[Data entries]
========
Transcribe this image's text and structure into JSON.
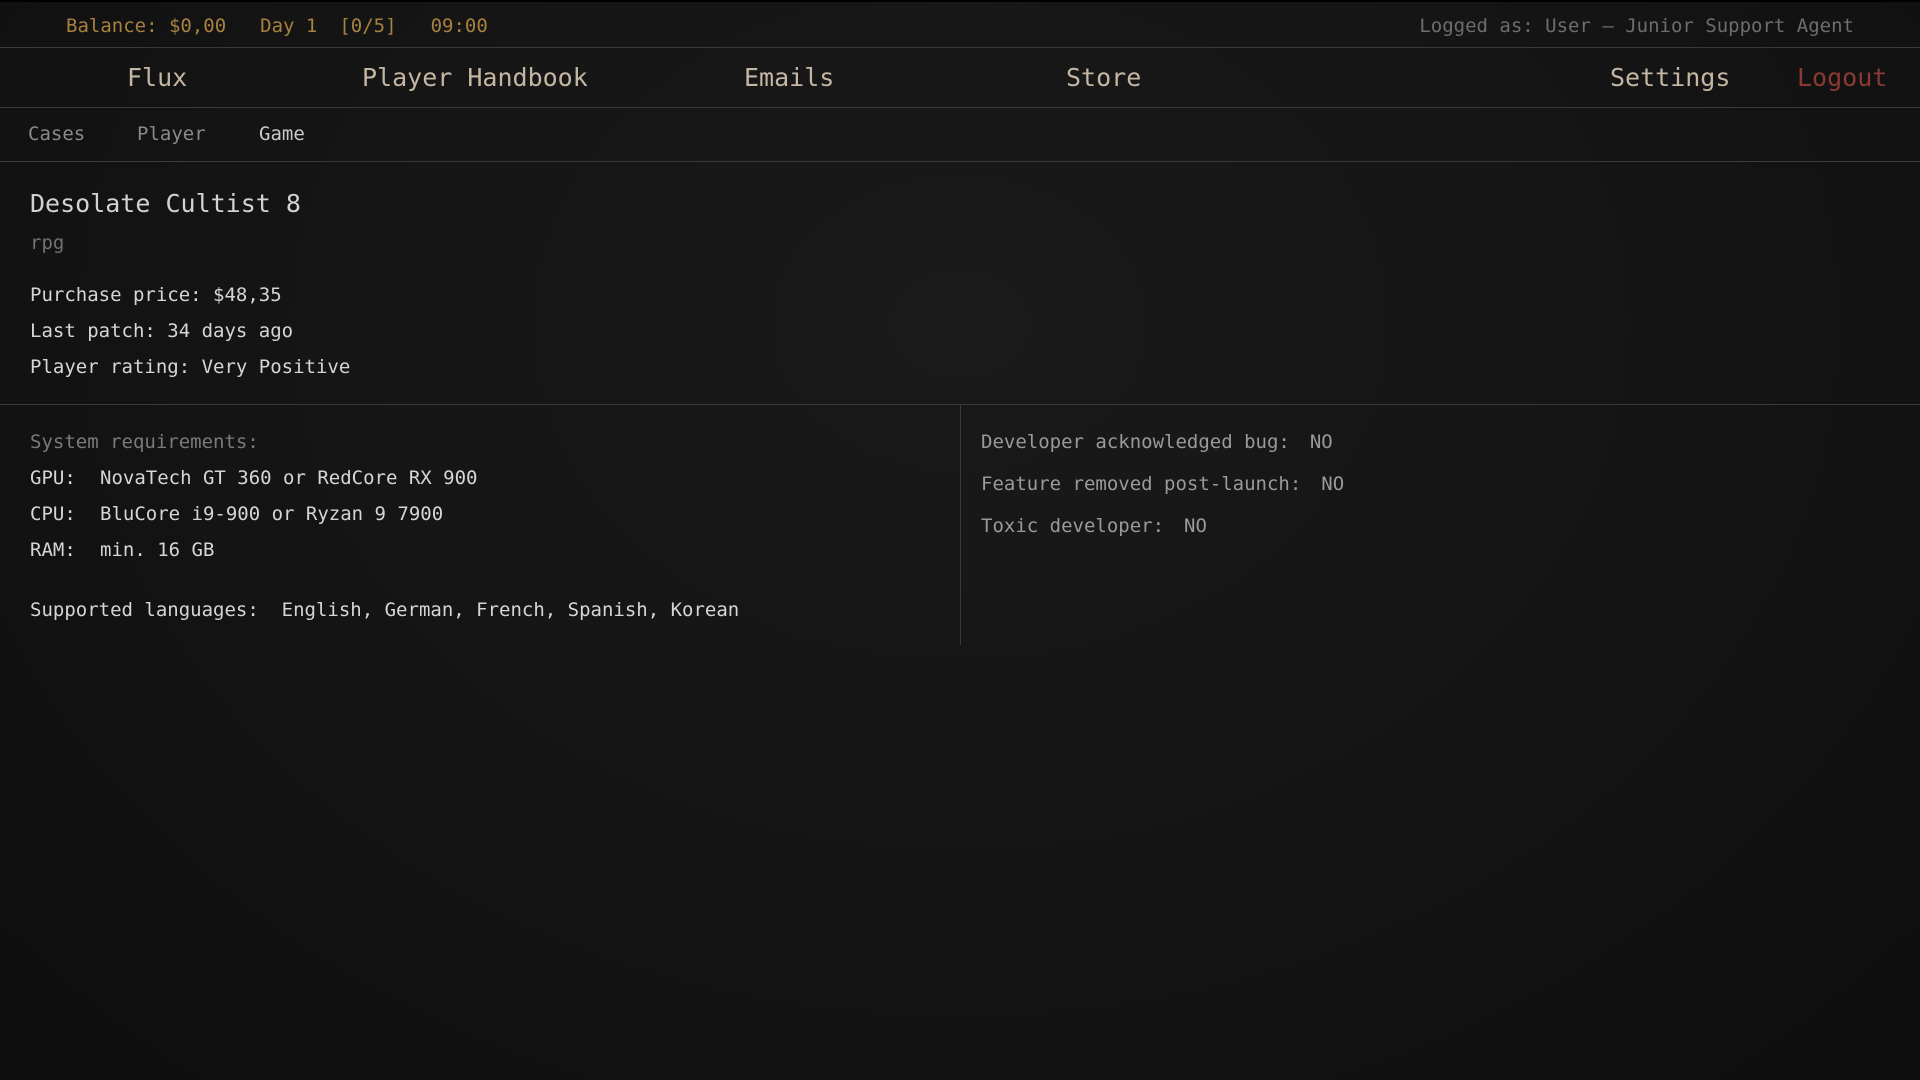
{
  "status": {
    "balance": "Balance: $0,00",
    "day": "Day 1",
    "progress": "[0/5]",
    "time": "09:00",
    "logged_as": "Logged as: User — Junior Support Agent"
  },
  "nav": {
    "flux": "Flux",
    "handbook": "Player Handbook",
    "emails": "Emails",
    "store": "Store",
    "settings": "Settings",
    "logout": "Logout"
  },
  "subnav": {
    "cases": "Cases",
    "player": "Player",
    "game": "Game"
  },
  "game": {
    "title": "Desolate Cultist 8",
    "genre": "rpg",
    "purchase_price": "Purchase price: $48,35",
    "last_patch": "Last patch: 34 days ago",
    "player_rating": "Player rating: Very Positive"
  },
  "requirements": {
    "label": "System requirements:",
    "gpu_key": "GPU:",
    "gpu": "NovaTech GT 360 or RedCore RX 900",
    "cpu_key": "CPU:",
    "cpu": "BluCore i9-900 or Ryzan 9 7900",
    "ram_key": "RAM:",
    "ram": "min. 16 GB",
    "languages_key": "Supported languages:",
    "languages": "English, German, French, Spanish, Korean"
  },
  "flags": {
    "bug_key": "Developer acknowledged bug:",
    "bug": "NO",
    "feature_key": "Feature removed post-launch:",
    "feature": "NO",
    "toxic_key": "Toxic developer:",
    "toxic": "NO"
  },
  "colors": {
    "accent": "#a6813f",
    "logout": "#8a3a33",
    "background": "#151515"
  }
}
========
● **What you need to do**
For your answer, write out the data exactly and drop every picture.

● **Your response**
Transcribe this image's text and structure into JSON.
{
  "status": {
    "balance": "Balance: $0,00",
    "day": "Day 1",
    "progress": "[0/5]",
    "time": "09:00",
    "logged_as": "Logged as: User — Junior Support Agent"
  },
  "nav": {
    "flux": "Flux",
    "handbook": "Player Handbook",
    "emails": "Emails",
    "store": "Store",
    "settings": "Settings",
    "logout": "Logout"
  },
  "subnav": {
    "cases": "Cases",
    "player": "Player",
    "game": "Game"
  },
  "game": {
    "title": "Desolate Cultist 8",
    "genre": "rpg",
    "purchase_price": "Purchase price: $48,35",
    "last_patch": "Last patch: 34 days ago",
    "player_rating": "Player rating: Very Positive"
  },
  "requirements": {
    "label": "System requirements:",
    "gpu_key": "GPU:",
    "gpu": "NovaTech GT 360 or RedCore RX 900",
    "cpu_key": "CPU:",
    "cpu": "BluCore i9-900 or Ryzan 9 7900",
    "ram_key": "RAM:",
    "ram": "min. 16 GB",
    "languages_key": "Supported languages:",
    "languages": "English, German, French, Spanish, Korean"
  },
  "flags": {
    "bug_key": "Developer acknowledged bug:",
    "bug": "NO",
    "feature_key": "Feature removed post-launch:",
    "feature": "NO",
    "toxic_key": "Toxic developer:",
    "toxic": "NO"
  },
  "colors": {
    "accent": "#a6813f",
    "logout": "#8a3a33",
    "background": "#151515"
  }
}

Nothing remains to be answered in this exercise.